Segment Open

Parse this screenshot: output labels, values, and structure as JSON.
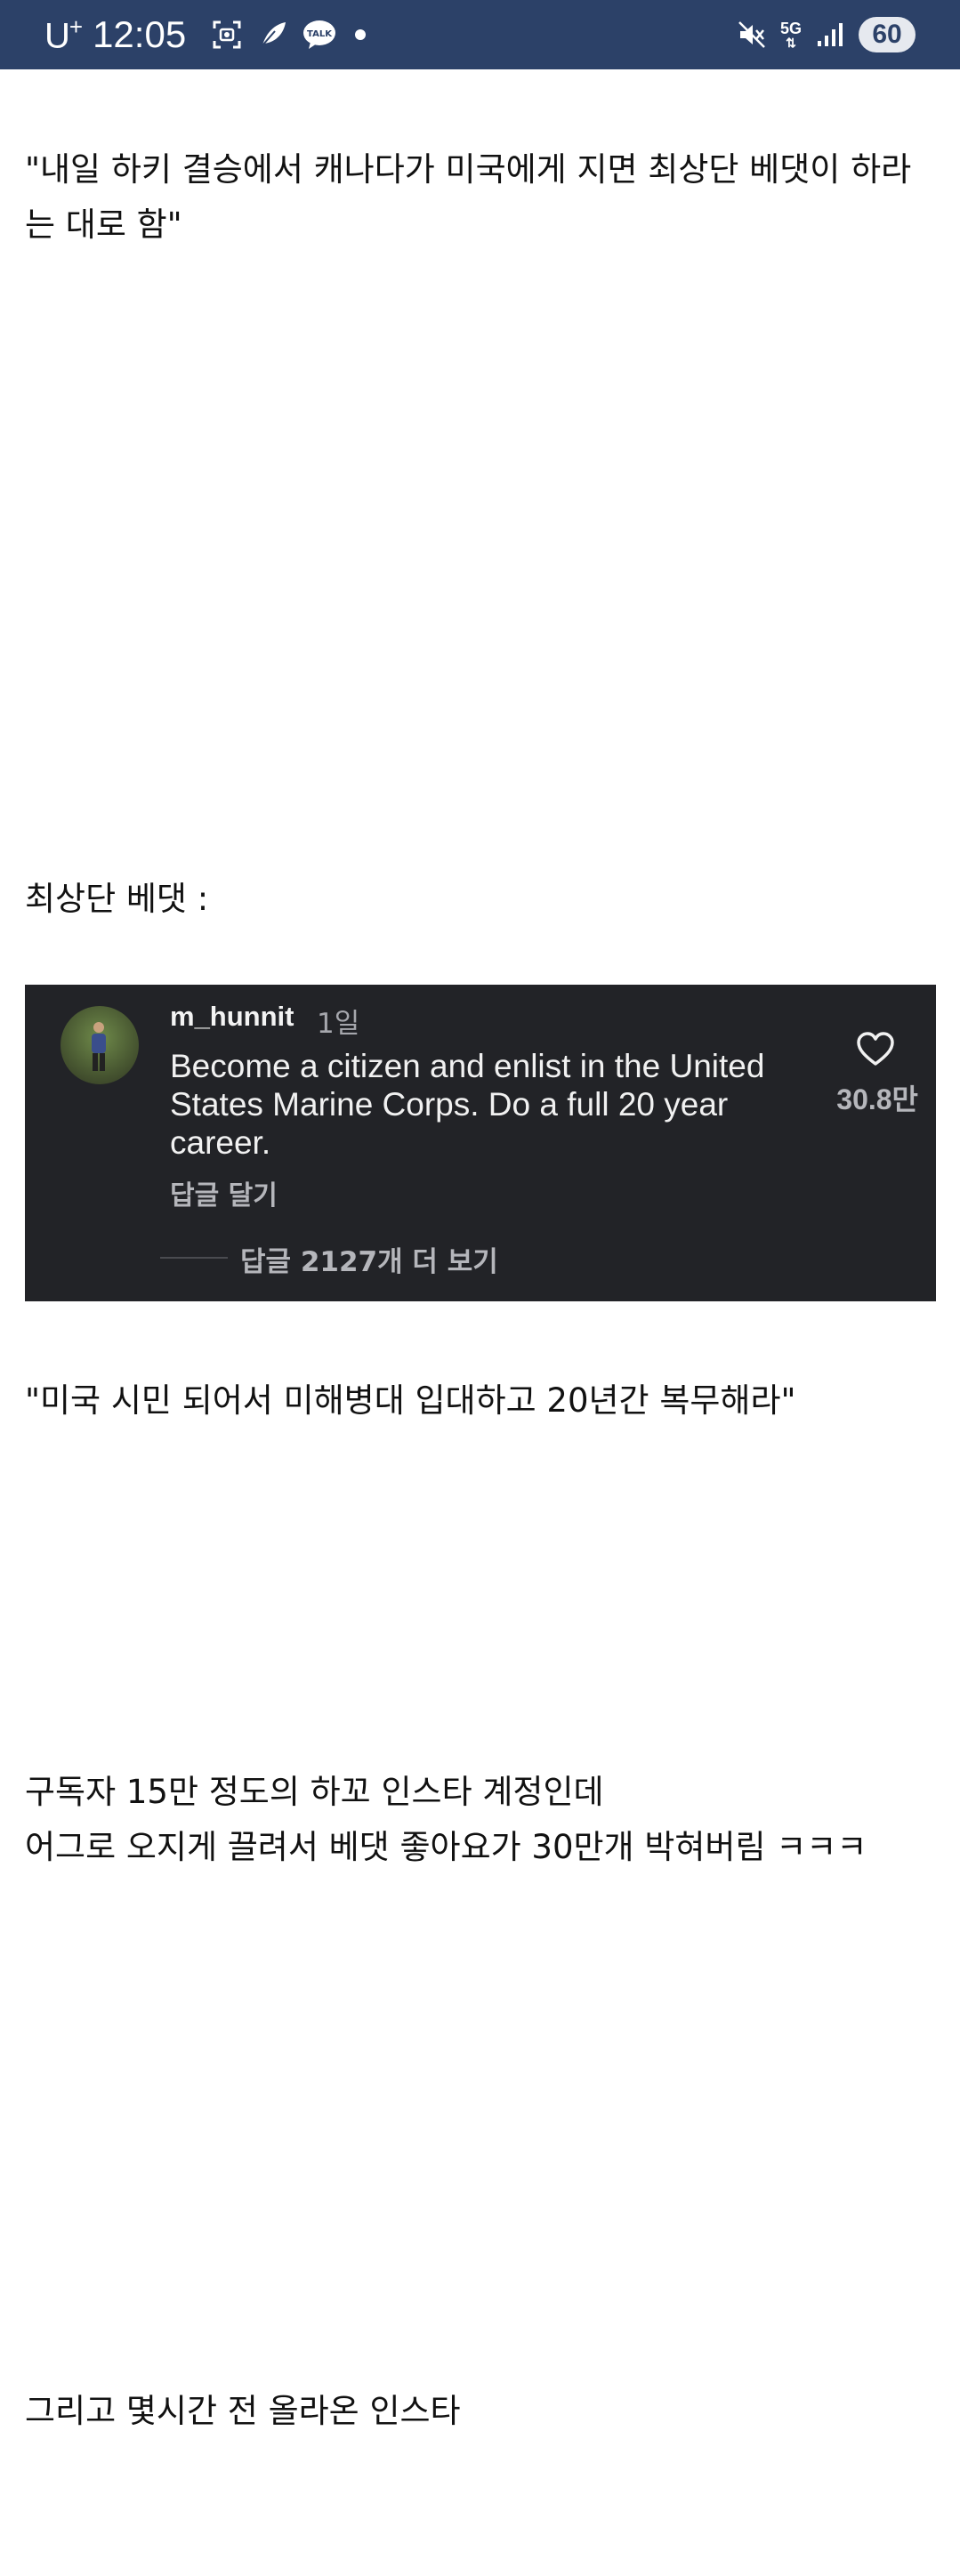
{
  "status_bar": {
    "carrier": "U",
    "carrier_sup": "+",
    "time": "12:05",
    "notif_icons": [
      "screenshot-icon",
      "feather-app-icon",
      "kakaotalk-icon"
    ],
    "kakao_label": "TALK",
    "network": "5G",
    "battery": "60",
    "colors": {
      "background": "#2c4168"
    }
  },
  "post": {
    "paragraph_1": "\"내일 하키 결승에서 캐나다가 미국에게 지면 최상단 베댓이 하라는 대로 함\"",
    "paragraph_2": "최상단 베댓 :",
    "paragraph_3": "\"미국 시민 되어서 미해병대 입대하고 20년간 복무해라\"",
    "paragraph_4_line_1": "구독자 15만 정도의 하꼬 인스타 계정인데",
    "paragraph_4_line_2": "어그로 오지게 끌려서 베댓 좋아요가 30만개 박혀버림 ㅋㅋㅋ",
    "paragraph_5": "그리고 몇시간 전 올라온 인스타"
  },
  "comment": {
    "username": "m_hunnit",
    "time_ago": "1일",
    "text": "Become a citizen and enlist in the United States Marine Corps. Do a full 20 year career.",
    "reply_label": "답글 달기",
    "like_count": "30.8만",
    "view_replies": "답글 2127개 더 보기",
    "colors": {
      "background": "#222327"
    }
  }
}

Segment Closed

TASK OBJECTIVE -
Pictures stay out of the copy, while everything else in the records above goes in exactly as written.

SOLUTION FOR THIS PROBLEM -
Parse this screenshot: output labels, values, and structure as JSON.
{
  "status_bar": {
    "carrier": "U",
    "carrier_sup": "+",
    "time": "12:05",
    "notif_icons": [
      "screenshot-icon",
      "feather-app-icon",
      "kakaotalk-icon"
    ],
    "kakao_label": "TALK",
    "network": "5G",
    "battery": "60",
    "colors": {
      "background": "#2c4168"
    }
  },
  "post": {
    "paragraph_1": "\"내일 하키 결승에서 캐나다가 미국에게 지면 최상단 베댓이 하라는 대로 함\"",
    "paragraph_2": "최상단 베댓 :",
    "paragraph_3": "\"미국 시민 되어서 미해병대 입대하고 20년간 복무해라\"",
    "paragraph_4_line_1": "구독자 15만 정도의 하꼬 인스타 계정인데",
    "paragraph_4_line_2": "어그로 오지게 끌려서 베댓 좋아요가 30만개 박혀버림 ㅋㅋㅋ",
    "paragraph_5": "그리고 몇시간 전 올라온 인스타"
  },
  "comment": {
    "username": "m_hunnit",
    "time_ago": "1일",
    "text": "Become a citizen and enlist in the United States Marine Corps. Do a full 20 year career.",
    "reply_label": "답글 달기",
    "like_count": "30.8만",
    "view_replies": "답글 2127개 더 보기",
    "colors": {
      "background": "#222327"
    }
  }
}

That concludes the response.